Dataset rows for apps and sites
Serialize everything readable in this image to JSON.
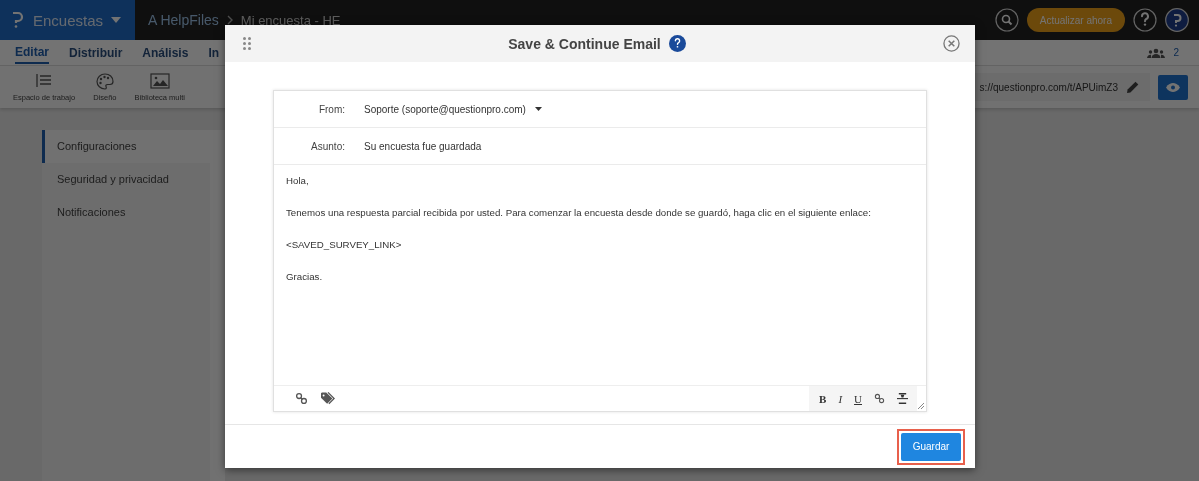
{
  "app_bar": {
    "product": "Encuestas",
    "breadcrumb": [
      "A HelpFiles",
      "Mi encuesta - HE"
    ],
    "upgrade_button": "Actualizar ahora"
  },
  "nav_tabs": [
    {
      "label": "Editar",
      "selected": true
    },
    {
      "label": "Distribuir",
      "selected": false
    },
    {
      "label": "Análisis",
      "selected": false
    },
    {
      "label": "In",
      "selected": false
    }
  ],
  "collaborators_count": "2",
  "toolbar": [
    {
      "label": "Espacio de trabajo",
      "kind": "workspace"
    },
    {
      "label": "Diseño",
      "kind": "palette"
    },
    {
      "label": "Biblioteca multi",
      "kind": "image"
    }
  ],
  "survey_url": "s://questionpro.com/t/APUimZ3",
  "sidebar": [
    {
      "label": "Configuraciones",
      "selected": true
    },
    {
      "label": "Seguridad y privacidad",
      "selected": false
    },
    {
      "label": "Notificaciones",
      "selected": false
    }
  ],
  "dialog": {
    "title": "Save & Continue Email",
    "from_label": "From:",
    "from_value": "Soporte (soporte@questionpro.com)",
    "subject_label": "Asunto:",
    "subject_value": "Su encuesta fue guardada",
    "body": [
      "Hola,",
      "Tenemos una respuesta parcial recibida por usted. Para comenzar la encuesta desde donde se guardó, haga clic en el siguiente enlace:",
      "<SAVED_SURVEY_LINK>",
      "Gracias."
    ],
    "format_buttons": [
      {
        "label": "B",
        "kind": "bold"
      },
      {
        "label": "I",
        "kind": "italic"
      },
      {
        "label": "U",
        "kind": "underline"
      }
    ],
    "save_button": "Guardar"
  }
}
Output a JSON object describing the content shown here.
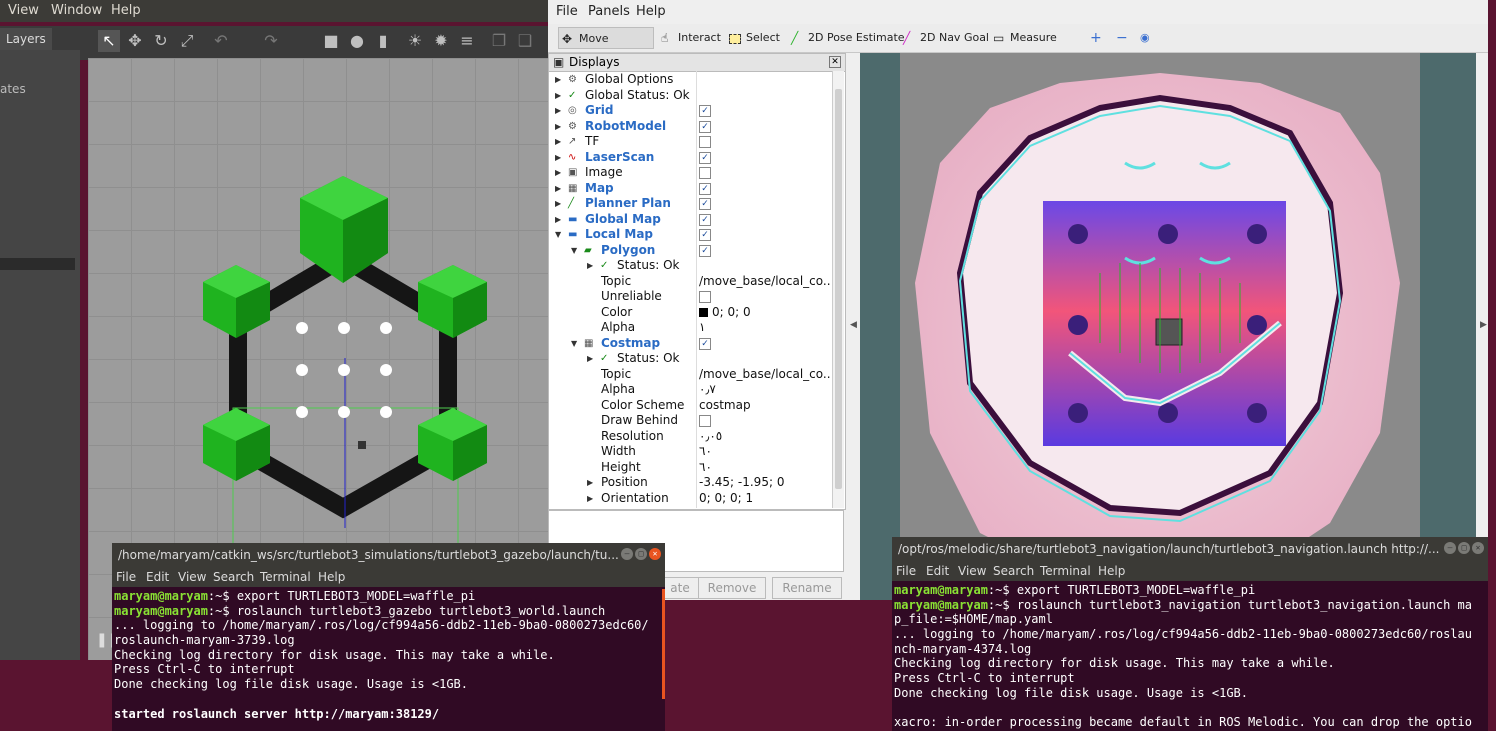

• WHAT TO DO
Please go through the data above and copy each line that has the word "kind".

• ANSWER TO THIS PROBLEM
      "kind": "workspace"
      "kind": "palette"
      "kind": "image"
        "kind": "bold"
        "kind": "italic"
        "kind": "underline"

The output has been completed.